MR. JUSTICE PITNEY and MR. JUSTICE BRANDEIS concur in the result.
MR. JUSTICE DAY took no part in the consideration or decision of this case.
MR. JUSTICE PITNEY, concurring.
In this case, as in No. 324, United States v. L. Cohen Grocery Co., ante, 255 U. S. 81, while concurring in the judgment of the Court, I am unable to yield assent to the grounds upon which it is based.
Most of the counts in the indictment upon which plaintiffs in error were convicted allege specific violations of that provision of the Act of October 22, 1919 (c. 80, § 2, 41 Stat. 297, 298, amending § 4 of the Act of August 10, 1917, c. 53, 40 Stat. 276, 277) which declares it unlawful "to make any unjust or unreasonable rate or charge, in handling or dealing in or with any necessaries," the alleged offenses having consisted in the sale of specific articles of merchandise at excessive prices. Respecting these, my views are expressed in the concurring opinion in the Cohen Grocery Co. case.

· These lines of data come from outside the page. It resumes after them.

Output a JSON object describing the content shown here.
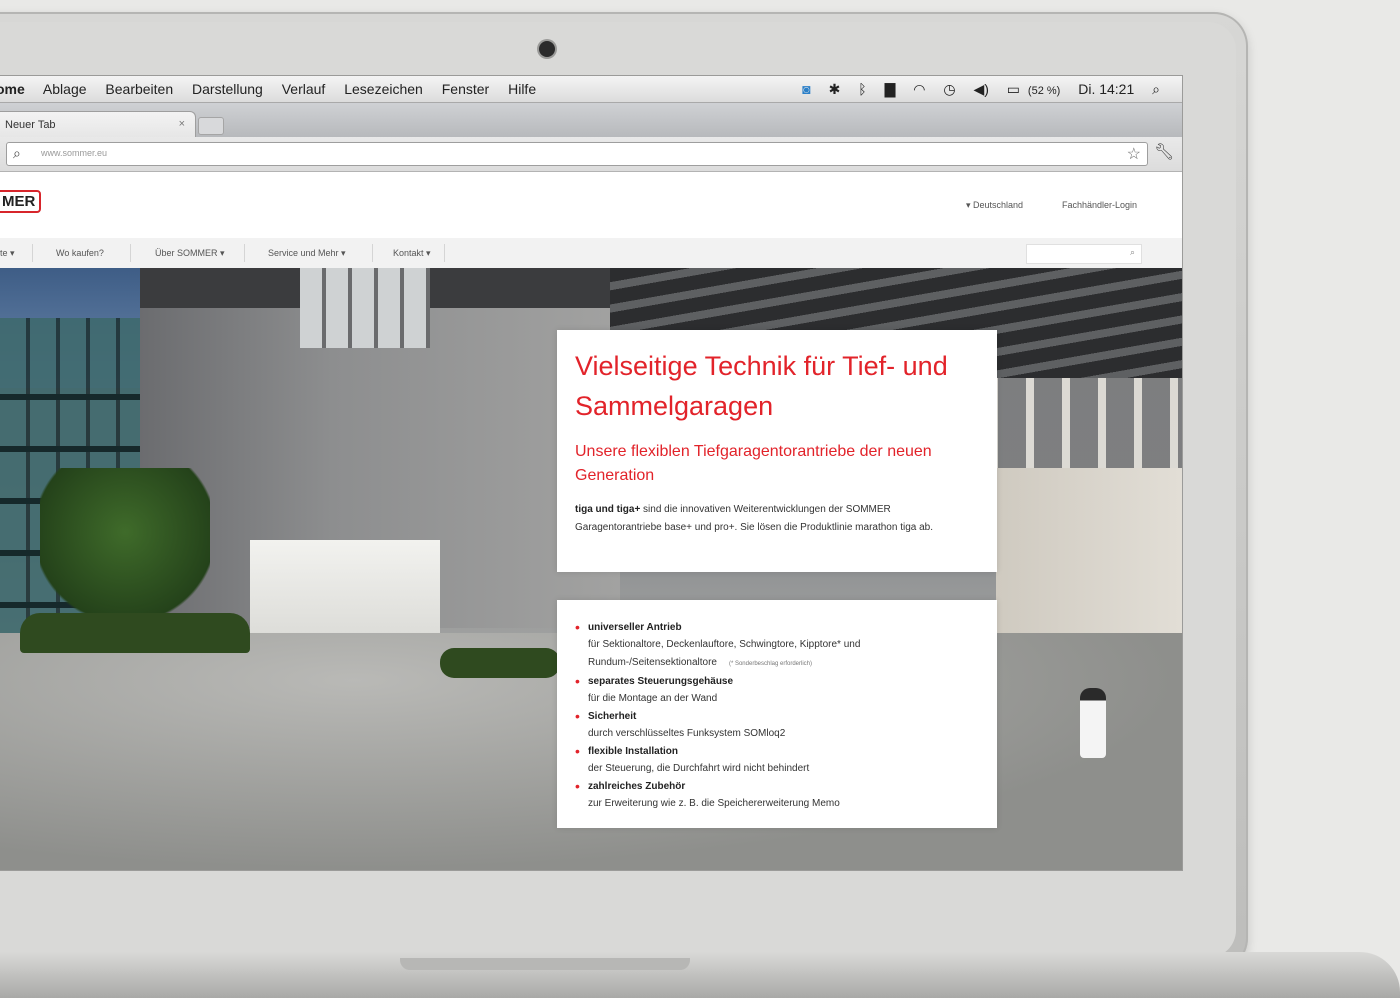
{
  "menubar": {
    "app_partial": "ome",
    "menus": [
      "Ablage",
      "Bearbeiten",
      "Darstellung",
      "Verlauf",
      "Lesezeichen",
      "Fenster",
      "Hilfe"
    ],
    "battery": "(52 %)",
    "clock": "Di. 14:21"
  },
  "browser": {
    "tab_title": "Neuer Tab",
    "tab_close": "×",
    "url": "www.sommer.eu"
  },
  "site": {
    "logo_partial": "MER",
    "header_links": [
      "Deutschland",
      "Fachhändler-Login"
    ],
    "nav": [
      "te",
      "Wo kaufen?",
      "Über SOMMER",
      "Service und Mehr",
      "Kontakt"
    ]
  },
  "hero": {
    "headline": "Vielseitige Technik für Tief- und Sammelgaragen",
    "subheadline": "Unsere flexiblen Tiefgaragentorantriebe der neuen Generation",
    "intro_bold": "tiga und tiga+",
    "intro_text": " sind die innovativen Weiterentwicklungen der SOMMER Garagentorantriebe base+ und pro+. Sie lösen die Produktlinie marathon tiga ab.",
    "features": [
      {
        "title": "universeller Antrieb",
        "desc": "für Sektionaltore, Deckenlauftore, Schwingtore, Kipptore* und",
        "desc2": "Rundum-/Seitensektionaltore",
        "note": "(* Sonderbeschlag erforderlich)"
      },
      {
        "title": "separates Steuerungsgehäuse",
        "desc": "für die Montage an der Wand"
      },
      {
        "title": "Sicherheit",
        "desc": "durch verschlüsseltes Funksystem SOMloq2"
      },
      {
        "title": "flexible Installation",
        "desc": "der Steuerung, die Durchfahrt wird nicht behindert"
      },
      {
        "title": "zahlreiches Zubehör",
        "desc": "zur Erweiterung wie z. B. die Speichererweiterung Memo"
      }
    ]
  },
  "colors": {
    "brand_red": "#e2232a"
  }
}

The remaining count alleges a conspiracy to exact, and to aid and abet in exacting, excessive prices for certain specified necessaries. I see no unconstitutional lack of definiteness in the prohibition of a conspiracy to exact excessive prices for necessaries. In the absence of a statutory definition of, or method of determining, standard prices, with which to compare the prices alleged to be excessive, the natural standard, according to which this provision of the act ought to be interpreted, is that adopted in the ordinary transactions of men, and adhered to by the common law time out of mind -- the standard of fair market value; the price prevailing under current conditions of supply and demand, uninfluenced by manipulation. So construed, I regard this provision as clearly constitutional, and need only refer to Nash v. United States, 229 U. S. 373, 229 U. S. 377. International Harvester Co. v. Kentucky, 234 U. S. 216, 234 U. S. 221-223, is distinguishable. In that case, it was conceded, arguendo, that a standard fixed by market value under fair competition and normal market conditions was admissible, and the statute was denounced only because in truth it did not apply this standard, but called for an estimate of what prices would have been under nonexistent and imaginary conditions. To the same effect, Collins v. Kentucky, 234 U. S. 634, 234 U. S. 638.
I assume (as the Court has this day held) that the provision declaring it unlawful "to make any unjust or unreasonable rate or charge in handling or dealing in or with any necessaries" is unconstitutional for want of a definite standard; but this does not carry with it the provision now in question, since, by § 22 of the Act of August 10, 1917 (40 Stat. 283), it is declared that, if any clause, sentence, paragraph, or part of the act be adjudged to be invalid, this shall not affect or invalidate the remainder, but shall be confined in its operation to the clause, etc., directly involved -- a conclusive declaration
by Congress that the various provisions of this complicated statute shall be regarded as separable.
The record shows, however, that the trial court repeatedly rejected testimony offered by defendants for the purpose of showing the market value of the goods in question at times material to the controversy, and that exceptions were duly allowed. The effect of the rulings was to deprive defendants of the benefit of this standard, by which the jury might have determined whether the prices defendants agreed to exact for the merchandise were excessive, and, for this reason only, I concur in the reversal of the judgment of conviction as to this count. As to the other counts, I concur in the reversal upon the ground that the statute, in declaring it unlawful "to make nay unjust or unreasonable rate or charge in handling or dealing in or with any necessaries," does not include the exaction of an excessive price for merchandise sold.
MR. JUSTICE BRANDEIS concurs in this opinion.